[[ Data supplied, beginning ]]
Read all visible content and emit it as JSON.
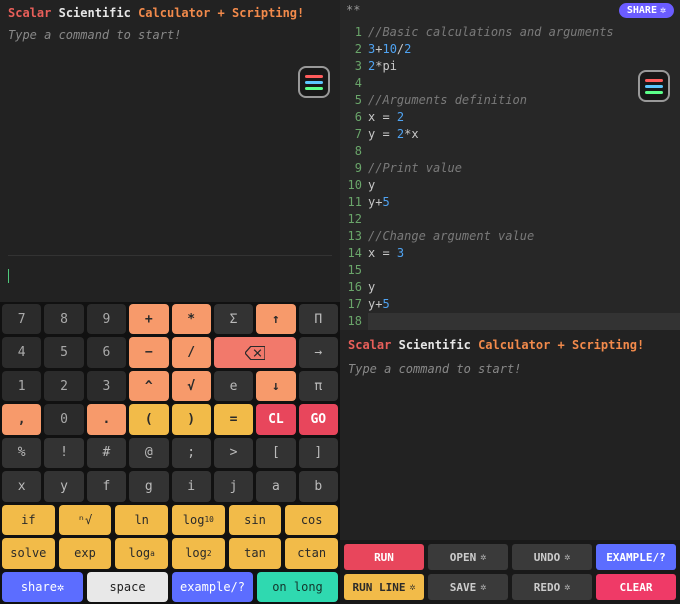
{
  "title": {
    "scalar": "Scalar",
    "scientific": "Scientific",
    "calcplus": "Calculator + Scripting!"
  },
  "prompt": "Type a command to start!",
  "dirty_marker": "**",
  "share_label": "SHARE",
  "keys": {
    "r1": [
      "7",
      "8",
      "9",
      "+",
      "*",
      "Σ",
      "↑",
      "Π"
    ],
    "r2": [
      "4",
      "5",
      "6",
      "−",
      "/",
      "",
      "",
      "→"
    ],
    "r3": [
      "1",
      "2",
      "3",
      "^",
      "√",
      "e",
      "↓",
      "π"
    ],
    "r4": [
      ",",
      "0",
      ".",
      "(",
      ")",
      "=",
      "CL",
      "GO"
    ],
    "r5": [
      "%",
      "!",
      "#",
      "@",
      ";",
      ">",
      "[",
      "]"
    ],
    "r6": [
      "x",
      "y",
      "f",
      "g",
      "i",
      "j",
      "a",
      "b"
    ],
    "fn1": [
      "if",
      "ⁿ√",
      "ln",
      "log₁₀",
      "sin",
      "cos"
    ],
    "fn2": [
      "solve",
      "exp",
      "logₐ",
      "log₂",
      "tan",
      "ctan"
    ],
    "bot": [
      "share",
      "space",
      "example/?",
      "on long"
    ]
  },
  "bksp_label": "⌫",
  "code": [
    {
      "n": 1,
      "cls": "cm",
      "text": "//Basic calculations and arguments"
    },
    {
      "n": 2,
      "cls": "",
      "text": "3+10/2",
      "tokens": [
        [
          "nm",
          "3"
        ],
        [
          "op",
          "+"
        ],
        [
          "nm",
          "10"
        ],
        [
          "op",
          "/"
        ],
        [
          "nm",
          "2"
        ]
      ]
    },
    {
      "n": 3,
      "cls": "",
      "text": "2*pi",
      "tokens": [
        [
          "nm",
          "2"
        ],
        [
          "op",
          "*"
        ],
        [
          "id",
          "pi"
        ]
      ]
    },
    {
      "n": 4,
      "cls": "",
      "text": ""
    },
    {
      "n": 5,
      "cls": "cm",
      "text": "//Arguments definition"
    },
    {
      "n": 6,
      "cls": "",
      "text": "x = 2",
      "tokens": [
        [
          "id",
          "x "
        ],
        [
          "op",
          "= "
        ],
        [
          "nm",
          "2"
        ]
      ]
    },
    {
      "n": 7,
      "cls": "",
      "text": "y = 2*x",
      "tokens": [
        [
          "id",
          "y "
        ],
        [
          "op",
          "= "
        ],
        [
          "nm",
          "2"
        ],
        [
          "op",
          "*"
        ],
        [
          "id",
          "x"
        ]
      ]
    },
    {
      "n": 8,
      "cls": "",
      "text": ""
    },
    {
      "n": 9,
      "cls": "cm",
      "text": "//Print value"
    },
    {
      "n": 10,
      "cls": "",
      "text": "y",
      "tokens": [
        [
          "id",
          "y"
        ]
      ]
    },
    {
      "n": 11,
      "cls": "",
      "text": "y+5",
      "tokens": [
        [
          "id",
          "y"
        ],
        [
          "op",
          "+"
        ],
        [
          "nm",
          "5"
        ]
      ]
    },
    {
      "n": 12,
      "cls": "",
      "text": ""
    },
    {
      "n": 13,
      "cls": "cm",
      "text": "//Change argument value"
    },
    {
      "n": 14,
      "cls": "",
      "text": "x = 3",
      "tokens": [
        [
          "id",
          "x "
        ],
        [
          "op",
          "= "
        ],
        [
          "nm",
          "3"
        ]
      ]
    },
    {
      "n": 15,
      "cls": "",
      "text": ""
    },
    {
      "n": 16,
      "cls": "",
      "text": "y",
      "tokens": [
        [
          "id",
          "y"
        ]
      ]
    },
    {
      "n": 17,
      "cls": "",
      "text": "y+5",
      "tokens": [
        [
          "id",
          "y"
        ],
        [
          "op",
          "+"
        ],
        [
          "nm",
          "5"
        ]
      ]
    },
    {
      "n": 18,
      "cls": "cursor",
      "text": ""
    }
  ],
  "actions": {
    "run": "RUN",
    "open": "OPEN",
    "undo": "UNDO",
    "example": "EXAMPLE/?",
    "runline": "RUN LINE",
    "save": "SAVE",
    "redo": "REDO",
    "clear": "CLEAR"
  }
}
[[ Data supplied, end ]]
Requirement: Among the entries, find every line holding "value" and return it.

Written solution:
      "text": "//Print value"
      "text": "//Change argument value"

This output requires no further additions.